I struggled to access resources like welding facilities, woodworking facilities and casting facilities once I left university, and began to find likeminded people to share resources. We set up Make Baltic for ‘clean’ making in 2013, but more and more demand for ‘dirty’ making led to the founding of Make Liverpool in March 2016, providing equipment based on makers’ needs.
Have you participated in associations and groups of makers, or collaborated with companies as a ‘freelance’ maker?
I completed a 12 month Artist in Residency at Liverpool Hope University in 2016, and am part of the North Docks community group, on the Ten Streets Liverpool advisory group and part of the Women’s Leadership Group Liverpool. I’m also the managing director of Make Liverpool, facilitating 65 residents and members with an eclectic skill set, including puppeteers, sculptors, furniture makers, leather upholsterers, artists and crafters.

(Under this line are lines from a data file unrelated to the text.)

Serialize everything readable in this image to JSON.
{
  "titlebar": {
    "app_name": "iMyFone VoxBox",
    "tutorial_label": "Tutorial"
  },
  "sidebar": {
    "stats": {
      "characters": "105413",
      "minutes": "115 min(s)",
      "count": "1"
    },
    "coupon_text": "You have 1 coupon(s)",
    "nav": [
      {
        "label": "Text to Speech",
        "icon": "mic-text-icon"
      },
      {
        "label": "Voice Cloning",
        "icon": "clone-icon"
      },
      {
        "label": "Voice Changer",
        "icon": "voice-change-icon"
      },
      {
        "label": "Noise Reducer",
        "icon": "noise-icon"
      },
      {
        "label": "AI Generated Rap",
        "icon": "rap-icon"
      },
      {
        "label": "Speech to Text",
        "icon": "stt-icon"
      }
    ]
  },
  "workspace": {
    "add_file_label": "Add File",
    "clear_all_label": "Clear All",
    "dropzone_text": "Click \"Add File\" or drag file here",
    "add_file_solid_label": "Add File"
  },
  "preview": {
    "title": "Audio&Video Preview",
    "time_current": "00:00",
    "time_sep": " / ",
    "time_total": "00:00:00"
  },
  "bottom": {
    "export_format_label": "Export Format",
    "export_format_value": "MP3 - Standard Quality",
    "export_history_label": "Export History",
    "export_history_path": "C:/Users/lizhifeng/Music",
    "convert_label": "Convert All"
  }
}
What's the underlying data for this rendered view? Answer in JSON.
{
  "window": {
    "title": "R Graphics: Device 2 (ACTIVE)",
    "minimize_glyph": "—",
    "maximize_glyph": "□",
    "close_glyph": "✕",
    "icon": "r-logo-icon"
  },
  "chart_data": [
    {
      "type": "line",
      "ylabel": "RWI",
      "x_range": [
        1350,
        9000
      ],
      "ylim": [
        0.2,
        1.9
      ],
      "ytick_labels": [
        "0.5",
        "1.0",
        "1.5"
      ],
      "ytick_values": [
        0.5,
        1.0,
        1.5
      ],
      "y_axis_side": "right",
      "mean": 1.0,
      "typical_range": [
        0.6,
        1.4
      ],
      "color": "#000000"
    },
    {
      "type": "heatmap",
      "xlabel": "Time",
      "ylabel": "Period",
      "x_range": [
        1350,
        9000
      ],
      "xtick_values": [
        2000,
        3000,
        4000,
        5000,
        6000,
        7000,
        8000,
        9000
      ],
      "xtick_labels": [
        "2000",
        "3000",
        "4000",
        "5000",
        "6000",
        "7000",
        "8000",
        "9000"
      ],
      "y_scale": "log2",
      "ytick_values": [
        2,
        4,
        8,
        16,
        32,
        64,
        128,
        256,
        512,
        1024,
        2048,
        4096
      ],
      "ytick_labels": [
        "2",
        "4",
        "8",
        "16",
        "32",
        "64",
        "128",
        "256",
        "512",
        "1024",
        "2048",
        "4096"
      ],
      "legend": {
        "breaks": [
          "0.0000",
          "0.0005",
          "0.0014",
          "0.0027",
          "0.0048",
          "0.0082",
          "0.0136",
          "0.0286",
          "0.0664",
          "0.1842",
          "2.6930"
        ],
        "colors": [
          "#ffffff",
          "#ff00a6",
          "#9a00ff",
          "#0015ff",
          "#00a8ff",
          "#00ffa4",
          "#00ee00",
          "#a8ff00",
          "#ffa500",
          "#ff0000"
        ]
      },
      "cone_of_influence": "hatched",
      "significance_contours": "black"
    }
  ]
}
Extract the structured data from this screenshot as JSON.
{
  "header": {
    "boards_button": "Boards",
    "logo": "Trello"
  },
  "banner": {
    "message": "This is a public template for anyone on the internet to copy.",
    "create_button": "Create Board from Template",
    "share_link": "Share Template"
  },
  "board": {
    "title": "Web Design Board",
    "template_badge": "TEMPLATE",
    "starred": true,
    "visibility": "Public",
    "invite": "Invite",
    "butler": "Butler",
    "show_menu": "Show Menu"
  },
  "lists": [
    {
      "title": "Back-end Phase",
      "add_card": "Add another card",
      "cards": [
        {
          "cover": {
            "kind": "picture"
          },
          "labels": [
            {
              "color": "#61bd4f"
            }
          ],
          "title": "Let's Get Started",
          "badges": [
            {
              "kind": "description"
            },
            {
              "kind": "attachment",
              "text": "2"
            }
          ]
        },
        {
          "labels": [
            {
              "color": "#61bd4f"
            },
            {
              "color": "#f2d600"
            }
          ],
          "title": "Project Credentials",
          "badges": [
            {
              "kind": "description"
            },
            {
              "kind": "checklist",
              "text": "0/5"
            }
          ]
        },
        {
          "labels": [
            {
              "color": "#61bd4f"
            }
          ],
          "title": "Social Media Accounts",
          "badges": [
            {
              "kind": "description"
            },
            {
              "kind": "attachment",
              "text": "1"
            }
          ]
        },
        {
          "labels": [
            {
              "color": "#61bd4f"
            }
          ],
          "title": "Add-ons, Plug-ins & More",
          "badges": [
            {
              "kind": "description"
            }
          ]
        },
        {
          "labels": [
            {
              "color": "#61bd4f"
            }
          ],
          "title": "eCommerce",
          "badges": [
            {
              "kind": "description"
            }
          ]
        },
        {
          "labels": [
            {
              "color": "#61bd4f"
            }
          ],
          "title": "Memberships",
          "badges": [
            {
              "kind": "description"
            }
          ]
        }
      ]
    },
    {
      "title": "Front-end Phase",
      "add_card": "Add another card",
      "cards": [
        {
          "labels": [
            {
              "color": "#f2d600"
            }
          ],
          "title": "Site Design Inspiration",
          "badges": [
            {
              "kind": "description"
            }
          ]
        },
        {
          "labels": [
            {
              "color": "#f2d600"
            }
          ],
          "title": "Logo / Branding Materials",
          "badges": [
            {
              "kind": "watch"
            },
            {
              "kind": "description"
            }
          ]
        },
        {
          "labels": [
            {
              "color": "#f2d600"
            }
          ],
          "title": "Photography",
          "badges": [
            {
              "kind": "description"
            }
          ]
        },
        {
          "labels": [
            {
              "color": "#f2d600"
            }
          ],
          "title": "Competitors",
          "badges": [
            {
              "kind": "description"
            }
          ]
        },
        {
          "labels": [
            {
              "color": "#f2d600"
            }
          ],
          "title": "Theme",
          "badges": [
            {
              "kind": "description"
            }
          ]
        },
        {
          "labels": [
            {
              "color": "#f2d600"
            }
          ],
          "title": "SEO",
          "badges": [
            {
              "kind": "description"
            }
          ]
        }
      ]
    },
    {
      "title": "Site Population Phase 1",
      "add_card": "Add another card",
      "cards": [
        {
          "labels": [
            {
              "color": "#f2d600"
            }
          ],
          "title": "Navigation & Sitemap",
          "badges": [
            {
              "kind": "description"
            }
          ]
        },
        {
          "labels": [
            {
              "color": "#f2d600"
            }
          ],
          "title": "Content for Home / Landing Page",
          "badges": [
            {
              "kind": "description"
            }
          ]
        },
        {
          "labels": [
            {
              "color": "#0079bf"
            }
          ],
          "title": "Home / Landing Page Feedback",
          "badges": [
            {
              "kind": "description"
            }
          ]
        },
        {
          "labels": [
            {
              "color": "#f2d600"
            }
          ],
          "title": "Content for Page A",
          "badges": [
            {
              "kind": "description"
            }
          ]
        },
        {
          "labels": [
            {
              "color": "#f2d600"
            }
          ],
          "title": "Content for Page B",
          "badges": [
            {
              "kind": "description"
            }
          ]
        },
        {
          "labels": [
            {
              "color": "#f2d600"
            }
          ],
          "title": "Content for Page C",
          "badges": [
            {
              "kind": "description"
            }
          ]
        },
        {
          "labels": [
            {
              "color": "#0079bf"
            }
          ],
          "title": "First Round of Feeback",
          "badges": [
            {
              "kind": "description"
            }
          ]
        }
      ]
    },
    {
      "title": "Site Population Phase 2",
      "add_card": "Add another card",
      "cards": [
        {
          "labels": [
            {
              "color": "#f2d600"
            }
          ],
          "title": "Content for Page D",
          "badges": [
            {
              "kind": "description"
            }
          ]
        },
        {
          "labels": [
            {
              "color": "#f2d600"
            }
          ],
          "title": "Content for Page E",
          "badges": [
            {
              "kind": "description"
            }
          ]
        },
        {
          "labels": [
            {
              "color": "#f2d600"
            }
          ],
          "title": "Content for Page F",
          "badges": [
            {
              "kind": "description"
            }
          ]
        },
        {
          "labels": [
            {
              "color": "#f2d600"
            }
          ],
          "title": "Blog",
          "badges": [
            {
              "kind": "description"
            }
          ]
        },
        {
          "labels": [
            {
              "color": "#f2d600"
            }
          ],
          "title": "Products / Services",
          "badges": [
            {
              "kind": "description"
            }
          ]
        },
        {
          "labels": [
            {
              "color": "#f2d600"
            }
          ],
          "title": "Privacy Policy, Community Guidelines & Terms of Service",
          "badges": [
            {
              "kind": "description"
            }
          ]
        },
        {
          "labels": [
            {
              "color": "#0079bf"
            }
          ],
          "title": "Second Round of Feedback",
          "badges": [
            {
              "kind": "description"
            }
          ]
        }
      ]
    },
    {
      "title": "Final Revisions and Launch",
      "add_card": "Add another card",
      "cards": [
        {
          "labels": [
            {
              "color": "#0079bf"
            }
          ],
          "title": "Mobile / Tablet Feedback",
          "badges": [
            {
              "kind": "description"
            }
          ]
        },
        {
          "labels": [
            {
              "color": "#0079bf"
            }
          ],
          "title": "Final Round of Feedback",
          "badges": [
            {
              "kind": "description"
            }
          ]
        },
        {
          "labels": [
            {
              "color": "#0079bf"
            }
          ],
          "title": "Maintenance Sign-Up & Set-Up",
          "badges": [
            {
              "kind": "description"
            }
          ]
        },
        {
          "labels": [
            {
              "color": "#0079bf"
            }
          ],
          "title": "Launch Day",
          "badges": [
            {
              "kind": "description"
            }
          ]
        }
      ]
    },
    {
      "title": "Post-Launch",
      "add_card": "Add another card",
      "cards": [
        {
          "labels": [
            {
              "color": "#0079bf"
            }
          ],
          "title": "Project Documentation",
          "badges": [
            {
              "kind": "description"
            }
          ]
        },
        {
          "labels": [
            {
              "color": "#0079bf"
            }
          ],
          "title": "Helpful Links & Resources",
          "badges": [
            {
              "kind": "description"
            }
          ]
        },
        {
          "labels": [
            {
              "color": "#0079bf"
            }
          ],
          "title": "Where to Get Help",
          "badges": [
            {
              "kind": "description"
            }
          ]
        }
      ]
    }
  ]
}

Can you think of any specific projects, knowledge, or prototypes and products that you could share or would like to bring into this project?
I’d like to develop a maker’s app/website for each city, mapping out all of the maker spaces with the view of having multi-location membership.
I’m most interested in sharing the OpenMaker project with all the makers that I work with, to encourage them to participate and share innovation.
What is your experience of collaborating with companies – what are the key challenges and what works well?
I have five years’ experience of managing Make Liverpool, collaborating with start-up businesses, organisations and charities to encourage job creation, cultural growth and opportunities such as exhibitions and residency programmes.
Key challenges include connecting with the right networks and building good key relationships and working on a shoestring budget. To work well you need to be open to sharing ideas – not worrying about others stealing them. Open source ideas need developing alongside others. If you go to sector-led thing it brings the same type of people together, but you need additional people to make your idea a reality.
How can the OM programme help you facing the challenges, and what topics and kind of expertise are most you interested in?
Having connections with more people can positively push your idea to the forefront – you can’t hide your idea any more if there are people involved! Mentoring for users – to help businesses optimise their productivity, would also be interesting.
In nine to twelve months from now, what criteria will you use to assess how useful the OM programme was for you?
I’d like to see more engagement with makers and an increasing membership – we can do more monitoring and data collection through social media. It would also be good to monitor our impact on employment.
How do you feel about OpenMaker’s values and constraints, around openness and collaboration? What constraints can you see?
There is definitely a degree of separation – it seems like a different world. But just approaching them has opened my eyes and started the conversation!